## About this exercise
What you return must be the data below, word for word, without any images.
Data for processing section start
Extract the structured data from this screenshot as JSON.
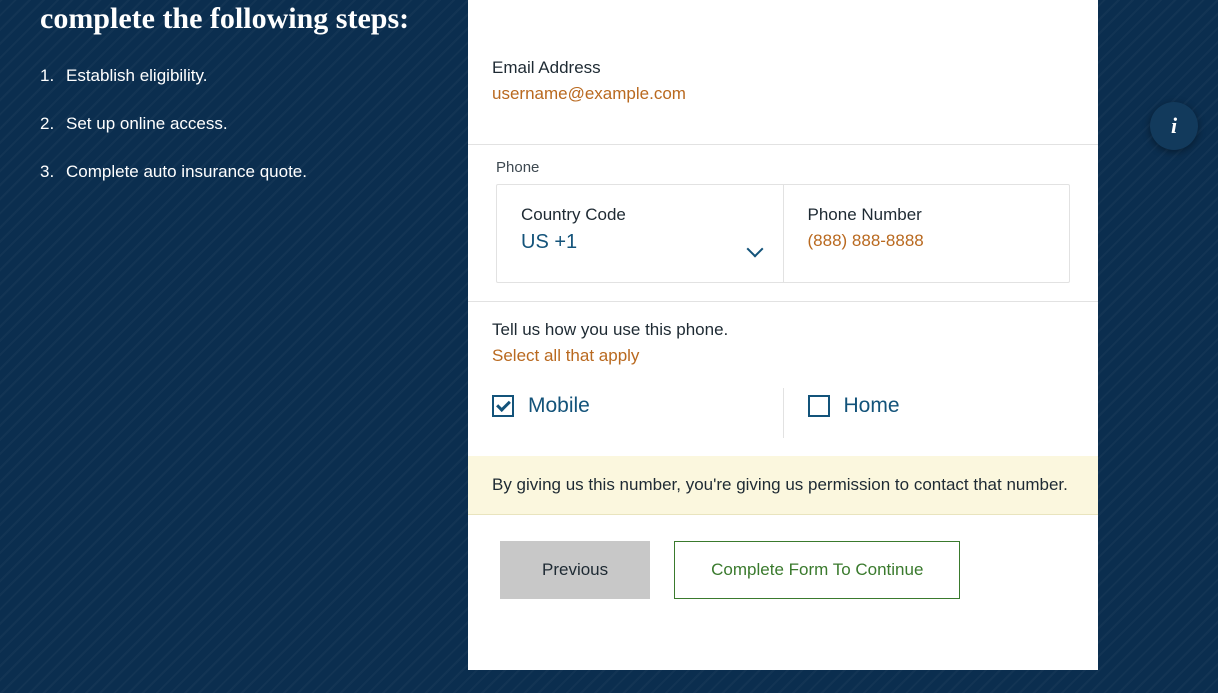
{
  "sidebar": {
    "heading": "complete the following steps:",
    "steps": [
      "Establish eligibility.",
      "Set up online access.",
      "Complete auto insurance quote."
    ]
  },
  "form": {
    "email": {
      "label": "Email Address",
      "value": "username@example.com"
    },
    "phone": {
      "section_label": "Phone",
      "country_code": {
        "label": "Country Code",
        "value": "US +1"
      },
      "number": {
        "label": "Phone Number",
        "value": "(888) 888-8888"
      }
    },
    "usage": {
      "prompt": "Tell us how you use this phone.",
      "hint": "Select all that apply",
      "options": [
        {
          "label": "Mobile",
          "checked": true
        },
        {
          "label": "Home",
          "checked": false
        }
      ]
    },
    "permission_note": "By giving us this number, you're giving us permission to contact that number.",
    "buttons": {
      "previous": "Previous",
      "continue": "Complete Form To Continue"
    }
  },
  "info_icon": "i"
}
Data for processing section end
## Result of the task
Extract the structured data from this screenshot as JSON.
{
  "sidebar": {
    "heading": "complete the following steps:",
    "steps": [
      "Establish eligibility.",
      "Set up online access.",
      "Complete auto insurance quote."
    ]
  },
  "form": {
    "email": {
      "label": "Email Address",
      "value": "username@example.com"
    },
    "phone": {
      "section_label": "Phone",
      "country_code": {
        "label": "Country Code",
        "value": "US +1"
      },
      "number": {
        "label": "Phone Number",
        "value": "(888) 888-8888"
      }
    },
    "usage": {
      "prompt": "Tell us how you use this phone.",
      "hint": "Select all that apply",
      "options": [
        {
          "label": "Mobile",
          "checked": true
        },
        {
          "label": "Home",
          "checked": false
        }
      ]
    },
    "permission_note": "By giving us this number, you're giving us permission to contact that number.",
    "buttons": {
      "previous": "Previous",
      "continue": "Complete Form To Continue"
    }
  },
  "info_icon": "i"
}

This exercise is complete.